Jackson stays at the school until mom or dad stops by the community center. The weekend is coming and the family is excited about a two day bike trip they have prepared. The animal sitter stops by and joins the family talking to their neighbor who will watch their house. After excited goodbye's, the family rides off to the community center, this time to be transported to the forest. Mom & Dad comment how good life is where they live.

About the Project

I should put something here on the genesis of the project. At some point, I got the idea to pattern it after the booklet A Green City Program for San Francisco Bay Area Cities &Towns, done at this same time. See Green City Program in IDEAS.

The rest of the report probably only still exists as the many newsprint magazine we produced, and on a Macintosh floppy disk. This was before PDF's were invented. The CIC lives on however.

Office of Community Involvement

Community Involvement Committee (CIC)

About the Graphic

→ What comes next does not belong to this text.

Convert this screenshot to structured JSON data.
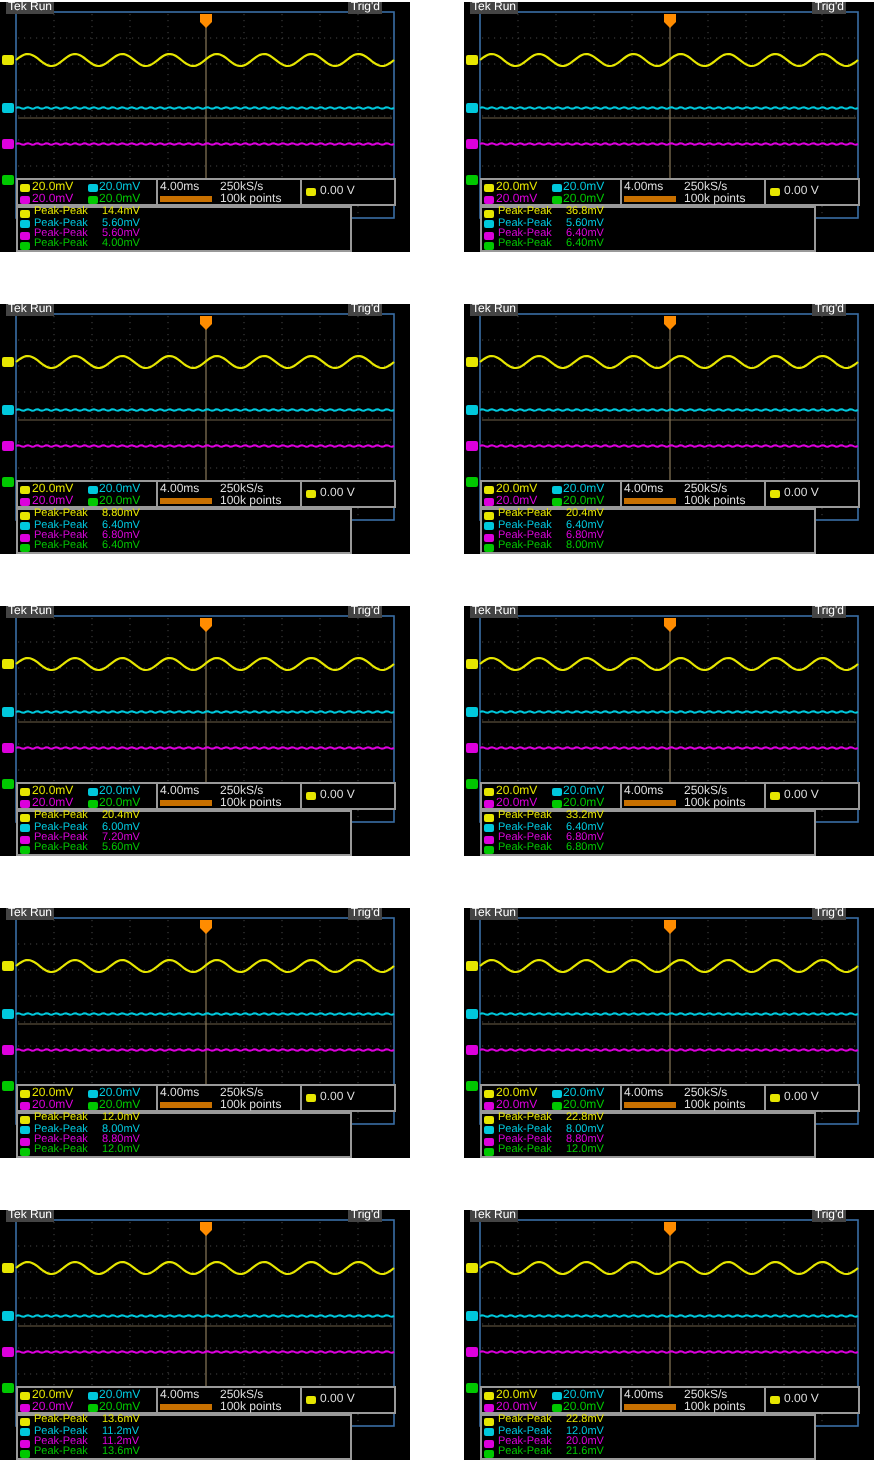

This graphic is based on the cover of a Portland phone book at the time (late 80's). The cover had a photo of MT Hood as seen from Portland. Everyone in the area recognizes this profile of Mt Hood. Using MacDraw, I was able to draw lines over the profile. I noticed the trees on the horizon in front of Hood formed yet another jagged trend line, so I borrowed green from the trees. I added the flatter horizontal lines and used of from the Willamette River for that trend. The shorter gray trend line follows the snowline on Hood.

I poked around in some Mac font for the icons to make the bar charts with infrastructure type things on the left, and living things on the right. I didn't think to include bicycles!

The square grid sky represents the Economic environment.

The graphic was used on the back cover of the report, and a smaller version in B&W at the start of each chapter. There was also a 8 page (?) tabloid summary produced with this snappy graphic on the cover.